The first thing I want to note is that this property is the only property Abraham owed while he sojourned here on earth. In light of his enormous wealth, that is shocking. The Hittites respected Abraham. They knew that God’s hand was on him and they were afraid to mess with him which was wise on their part. To persecute Abraham is to invoke a curse on one’s self which is very unwise. When Abraham approaches Ephron to buy the land, Ephron insist on giving the land to Abraham. To counter, Abraham insist on paying for the land and he refuses to take ‘no’ for an answer. My question is why; why didn’t Abraham accept it as a gift? I don’t have the answer but I can take a guess. I am not above conjecture. Although Abraham got along with the Hittites, I don’t think he fully trusted them. Do you have some relationships like that? You get along with these individuals but you don’t fully trust them.

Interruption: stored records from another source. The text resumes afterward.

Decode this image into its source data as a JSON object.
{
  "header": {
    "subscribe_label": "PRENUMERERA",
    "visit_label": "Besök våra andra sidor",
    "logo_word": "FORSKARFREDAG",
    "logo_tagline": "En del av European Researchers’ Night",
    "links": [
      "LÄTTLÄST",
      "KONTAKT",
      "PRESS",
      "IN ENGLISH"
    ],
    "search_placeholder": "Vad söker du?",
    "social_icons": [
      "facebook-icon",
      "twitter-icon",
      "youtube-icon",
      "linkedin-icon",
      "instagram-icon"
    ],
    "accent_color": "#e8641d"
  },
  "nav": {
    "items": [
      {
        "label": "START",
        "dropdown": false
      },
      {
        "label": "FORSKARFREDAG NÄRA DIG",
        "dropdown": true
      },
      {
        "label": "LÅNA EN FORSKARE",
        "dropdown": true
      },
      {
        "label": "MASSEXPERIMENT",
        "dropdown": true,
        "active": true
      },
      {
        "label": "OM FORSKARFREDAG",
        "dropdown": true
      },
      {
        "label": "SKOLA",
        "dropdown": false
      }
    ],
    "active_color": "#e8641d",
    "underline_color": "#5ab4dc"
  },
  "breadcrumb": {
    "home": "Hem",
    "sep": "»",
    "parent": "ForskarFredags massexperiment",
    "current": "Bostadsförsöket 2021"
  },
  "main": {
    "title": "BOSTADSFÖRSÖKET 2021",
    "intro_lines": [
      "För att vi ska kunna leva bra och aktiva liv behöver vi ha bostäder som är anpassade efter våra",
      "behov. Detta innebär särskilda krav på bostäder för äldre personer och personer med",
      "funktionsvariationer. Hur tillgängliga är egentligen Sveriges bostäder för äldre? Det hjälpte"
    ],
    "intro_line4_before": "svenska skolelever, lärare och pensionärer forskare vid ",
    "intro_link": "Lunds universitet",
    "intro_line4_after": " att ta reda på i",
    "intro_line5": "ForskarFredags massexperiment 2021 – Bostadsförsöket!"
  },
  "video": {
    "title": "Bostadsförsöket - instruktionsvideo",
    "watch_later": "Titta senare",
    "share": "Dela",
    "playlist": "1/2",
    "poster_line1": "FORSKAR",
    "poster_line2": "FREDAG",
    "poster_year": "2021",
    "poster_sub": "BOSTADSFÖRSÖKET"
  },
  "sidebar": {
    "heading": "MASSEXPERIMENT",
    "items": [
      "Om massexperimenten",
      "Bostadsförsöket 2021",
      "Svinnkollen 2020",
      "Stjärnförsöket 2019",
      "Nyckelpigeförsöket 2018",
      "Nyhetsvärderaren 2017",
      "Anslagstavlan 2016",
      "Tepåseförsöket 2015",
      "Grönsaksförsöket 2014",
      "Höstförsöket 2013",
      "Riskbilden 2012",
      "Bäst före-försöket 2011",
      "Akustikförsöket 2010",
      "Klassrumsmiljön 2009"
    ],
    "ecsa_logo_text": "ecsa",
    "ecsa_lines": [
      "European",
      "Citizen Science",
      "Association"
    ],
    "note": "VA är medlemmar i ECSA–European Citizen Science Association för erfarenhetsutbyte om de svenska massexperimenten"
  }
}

Abraham wanted more than Ephron’s word, he wanted a legal document. The fascinating thing is that Ephron charges Abraham $128,000 for the small piece of property. He reminds me of cousin Eddie. Cousin Eddie protest when Clark tells him that he will buy Eddie’s children’s Christmas. Eddie insist that he cannot take charity but when Clark insist on buying toys for the kids, Eddie reaches in his pocket and pulls out a list. I could get along with Eddie but I don’t think I would trust him. I think Abraham knew all along that Ephron was a cousin Eddie and so Abraham went by the book.
Relationships can be hard sometimes. They become especially hard when we lose confidence in the one we are relating to. We always want to do the right thing and sometimes, maybe not always, the right thing may be the legal thing. A long, long time ago, a man [representing the church that was calling me] presented me with a contract and wanted me to sign it. Unfortunately, I took it the wrong way and refused. I said, “I have your word, I don’t need a contract.” He said, “The contract is for your benefit, not mine. If you don’t want to sign it, that is fine with me.” I should have signed the contract because it detailed all the conditions and promises made to me. Within a year or two it came back to bit me. The man was indeed looking out for my interest. Sometimes it pays to go by the book.
If I were to see someone building an Ark, I might be tempted to get in it. The weather folks finally get one right. The Blizzard of 19 became a joke but the flood of 19 is becoming a reality. I visited at least two homes this week where the ministry teams have left goodies. Way to go DBC, I am proud of you. The shut-ins are loving it.